“Most famous authors overshadow their books, but Taslima Nasreen is different. The Bangladeshi poet, novelist, essayist and memoirist, as things stand, is better known to the non-Bengali world for what she says than how she writes. At 45, the woman who trained and worked as a medical doctor in Dhaka before she fled her country is probably the world’s most prolific underground writer, with at least six of her 30 books officially banned in her country and the rest selling mostly under cover.”

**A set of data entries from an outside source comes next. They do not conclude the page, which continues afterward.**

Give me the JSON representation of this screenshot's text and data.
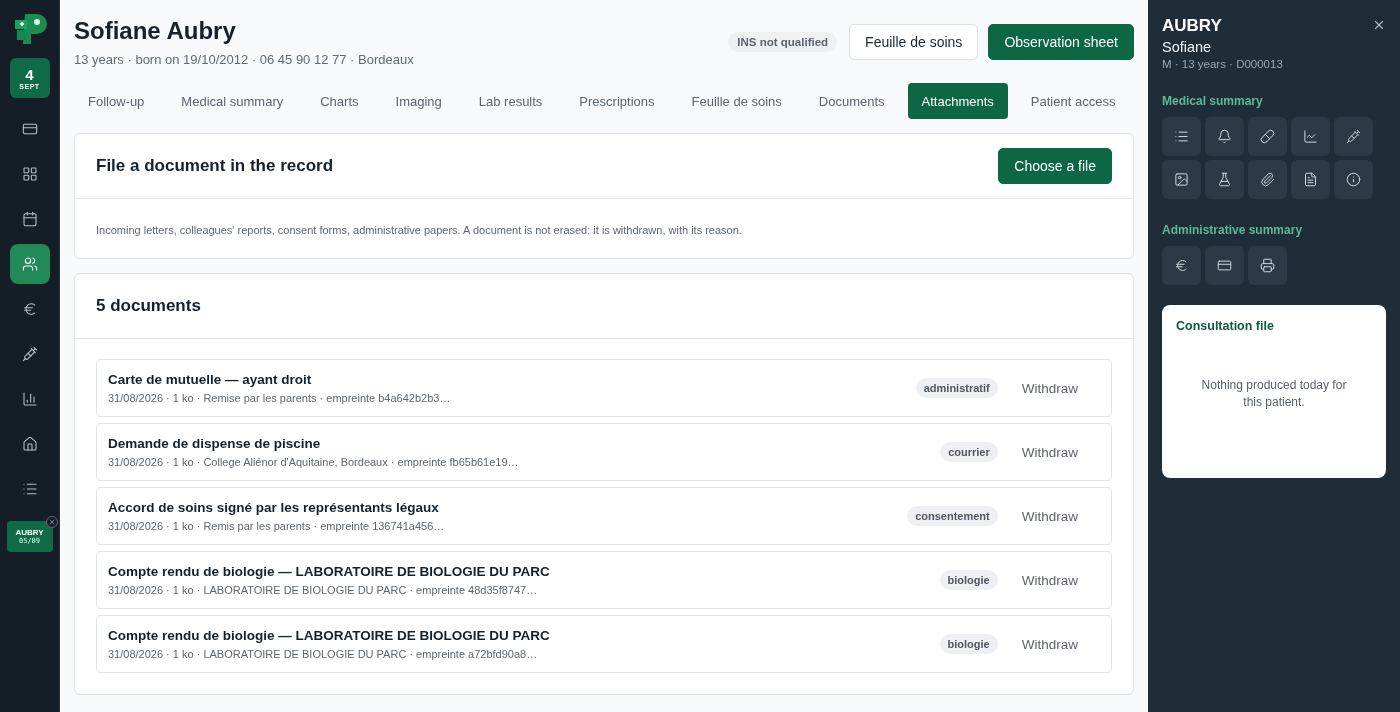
{
  "rail": {
    "date": {
      "day": "4",
      "month": "SEPT"
    },
    "nav": [
      {
        "selected": false
      },
      {
        "selected": false
      },
      {
        "selected": false
      },
      {
        "selected": true
      },
      {
        "selected": false
      },
      {
        "selected": false
      },
      {
        "selected": false
      },
      {
        "selected": false
      },
      {
        "selected": false
      }
    ],
    "open_patient": {
      "name": "AUBRY",
      "date": "05/09"
    }
  },
  "header": {
    "name": "Sofiane Aubry",
    "details": "13 years · born on 19/10/2012 · 06 45 90 12 77 · Bordeaux",
    "badge": "INS not qualified",
    "buttons": [
      {
        "label": "Feuille de soins",
        "kind": "secondary"
      },
      {
        "label": "Observation sheet",
        "kind": "primary"
      }
    ]
  },
  "tabs": [
    {
      "label": "Follow-up",
      "selected": false
    },
    {
      "label": "Medical summary",
      "selected": false
    },
    {
      "label": "Charts",
      "selected": false
    },
    {
      "label": "Imaging",
      "selected": false
    },
    {
      "label": "Lab results",
      "selected": false
    },
    {
      "label": "Prescriptions",
      "selected": false
    },
    {
      "label": "Feuille de soins",
      "selected": false
    },
    {
      "label": "Documents",
      "selected": false
    },
    {
      "label": "Attachments",
      "selected": true
    },
    {
      "label": "Patient access",
      "selected": false
    }
  ],
  "file_card": {
    "title": "File a document in the record",
    "button": "Choose a file",
    "note": "Incoming letters, colleagues' reports, consent forms, administrative papers. A document is not erased: it is withdrawn, with its reason."
  },
  "documents": {
    "title": "5 documents",
    "items": [
      {
        "title": "Carte de mutuelle — ayant droit",
        "meta": "31/08/2026 · 1 ko · Remise par les parents · empreinte b4a642b2b3…",
        "tag": "administratif",
        "action": "Withdraw"
      },
      {
        "title": "Demande de dispense de piscine",
        "meta": "31/08/2026 · 1 ko · College Aliénor d'Aquitaine, Bordeaux · empreinte fb65b61e19…",
        "tag": "courrier",
        "action": "Withdraw"
      },
      {
        "title": "Accord de soins signé par les représentants légaux",
        "meta": "31/08/2026 · 1 ko · Remis par les parents · empreinte 136741a456…",
        "tag": "consentement",
        "action": "Withdraw"
      },
      {
        "title": "Compte rendu de biologie — LABORATOIRE DE BIOLOGIE DU PARC",
        "meta": "31/08/2026 · 1 ko · LABORATOIRE DE BIOLOGIE DU PARC · empreinte 48d35f8747…",
        "tag": "biologie",
        "action": "Withdraw"
      },
      {
        "title": "Compte rendu de biologie — LABORATOIRE DE BIOLOGIE DU PARC",
        "meta": "31/08/2026 · 1 ko · LABORATOIRE DE BIOLOGIE DU PARC · empreinte a72bfd90a8…",
        "tag": "biologie",
        "action": "Withdraw"
      }
    ]
  },
  "panel": {
    "surname": "AUBRY",
    "first_name": "Sofiane",
    "details": "M · 13 years · D000013",
    "medical_title": "Medical summary",
    "admin_title": "Administrative summary",
    "consultation": {
      "title": "Consultation file",
      "empty": "Nothing produced today for this patient."
    }
  }
}
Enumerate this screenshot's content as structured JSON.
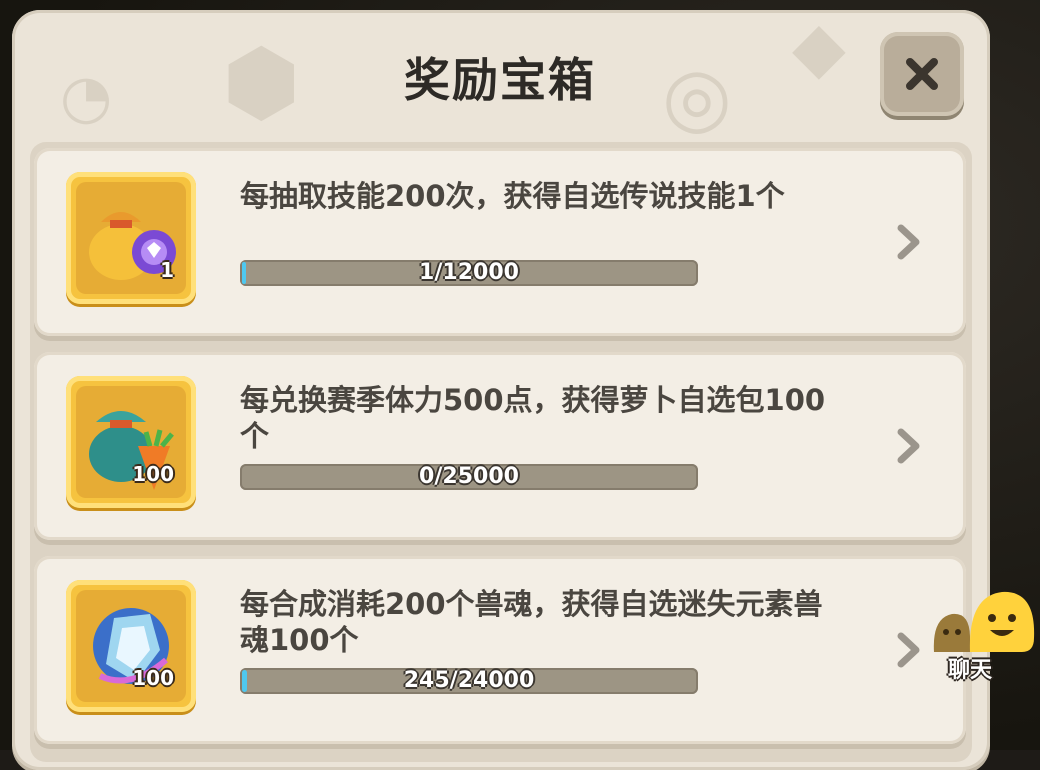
{
  "title": "奖励宝箱",
  "close_icon": "close-icon",
  "rewards": [
    {
      "description": "每抽取技能200次，获得自选传说技能1个",
      "quantity": "1",
      "progress_text": "1/12000",
      "progress": 0.0001,
      "icon": "skill-bag-icon"
    },
    {
      "description": "每兑换赛季体力500点，获得萝卜自选包100个",
      "quantity": "100",
      "progress_text": "0/25000",
      "progress": 0,
      "icon": "carrot-bag-icon"
    },
    {
      "description": "每合成消耗200个兽魂，获得自选迷失元素兽魂100个",
      "quantity": "100",
      "progress_text": "245/24000",
      "progress": 0.0102,
      "icon": "crystal-soul-icon"
    }
  ],
  "chat": {
    "label": "聊天",
    "icon": "chat-blob-icon"
  },
  "colors": {
    "progress_fill": "#4fc8ef",
    "icon_frame": "#f6c33f"
  }
}
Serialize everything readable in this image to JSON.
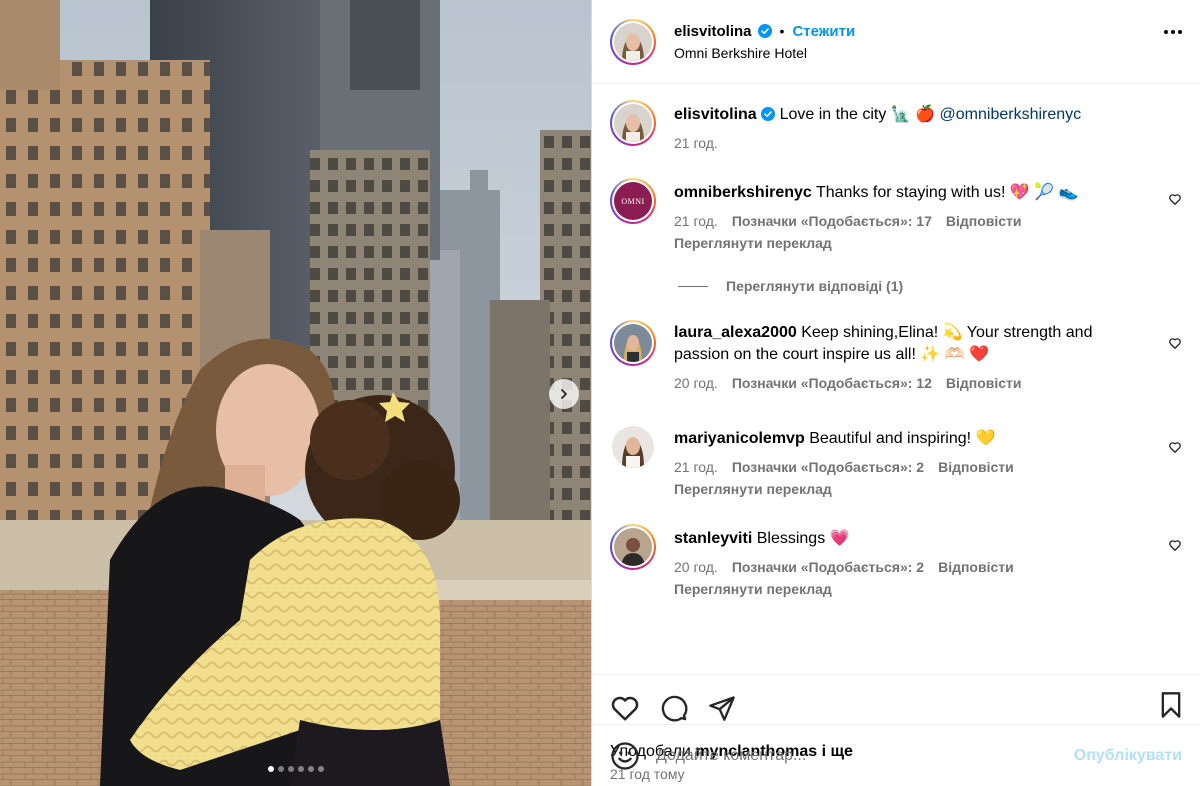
{
  "post": {
    "username": "elisvitolina",
    "follow_label": "Стежити",
    "separator": "•",
    "location": "Omni Berkshire Hotel",
    "caption": "Love in the city 🗽 🍎",
    "caption_mention": "@omniberkshirenyc",
    "caption_time": "21 год.",
    "carousel": {
      "total": 6,
      "current": 1
    }
  },
  "comments": [
    {
      "username": "omniberkshirenyc",
      "text": "Thanks for staying with us! 💖 🎾 👟",
      "time": "21 год.",
      "likes": "Позначки «Подобається»: 17",
      "reply": "Відповісти",
      "translate": "Переглянути переклад",
      "avatar_text": "OMNI"
    },
    {
      "username": "laura_alexa2000",
      "text": "Keep shining,Elina! 💫 Your strength and passion on the court inspire us all! ✨ 🫶🏻 ❤️",
      "time": "20 год.",
      "likes": "Позначки «Подобається»: 12",
      "reply": "Відповісти"
    },
    {
      "username": "mariyanicolemvp",
      "text": "Beautiful and inspiring! 💛",
      "time": "21 год.",
      "likes": "Позначки «Подобається»: 2",
      "reply": "Відповісти",
      "translate": "Переглянути переклад"
    },
    {
      "username": "stanleyviti",
      "text": "Blessings 💗",
      "time": "20 год.",
      "likes": "Позначки «Подобається»: 2",
      "reply": "Відповісти",
      "translate": "Переглянути переклад"
    }
  ],
  "view_replies": "Переглянути відповіді (1)",
  "liked_by": {
    "prefix": "Уподобали",
    "user": "mynclanthomas",
    "suffix": "і ще"
  },
  "post_time_ago": "21 год тому",
  "composer": {
    "placeholder": "Додайте коментар...",
    "publish_label": "Опублікувати"
  },
  "icons": {
    "verified": "verified-badge-icon",
    "more": "more-options-icon",
    "like": "heart-icon",
    "comment": "comment-icon",
    "share": "send-icon",
    "save": "bookmark-icon",
    "emoji": "emoji-icon",
    "next": "chevron-right-icon"
  },
  "colors": {
    "link": "#0095f6",
    "muted": "#737373",
    "verified": "#0095f6",
    "publish_disabled": "#b2dffc"
  }
}
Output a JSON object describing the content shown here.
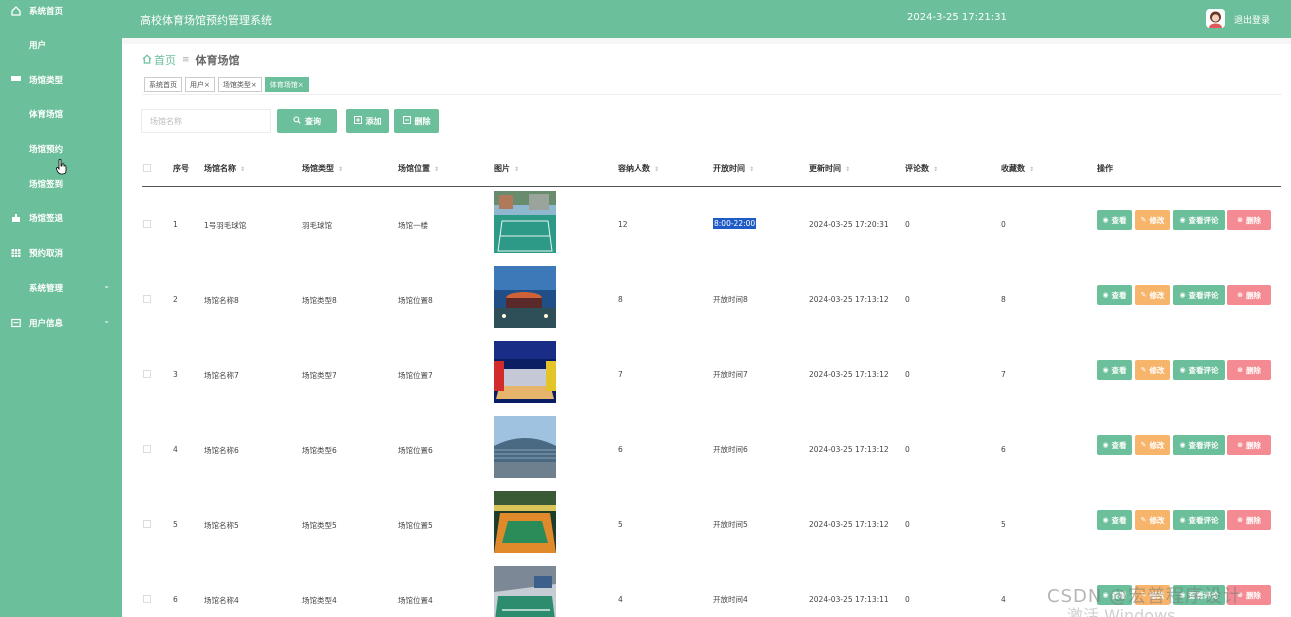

This is the best piece I’ve read on Taslima Nasrin — although the article’s introduction adopts a slightly dismissive stance. Still, the interview is powerful testimony against the backward fundamentalism against which Nasrin so eloquently aims her anger. Her voice is comparable to that of the much more famous Ayaan Hirsi Ali, but she doesn’t make the mistake of raising it only against Islamic Fundamentalism; Nasrin’s furious critique is aimed at all “inhumanity in the name of religion” — any religion. And if her poetry (I haven’t read her prose) is as powerful in the original as it is in Carolyne Wright’s translations collected in The Game in Reverse, it’s no surprise that she drives the wackos to distraction.
But I wonder — could it be her contempt for all religions that keeps her from being lionized like the author of The Caged Virgin?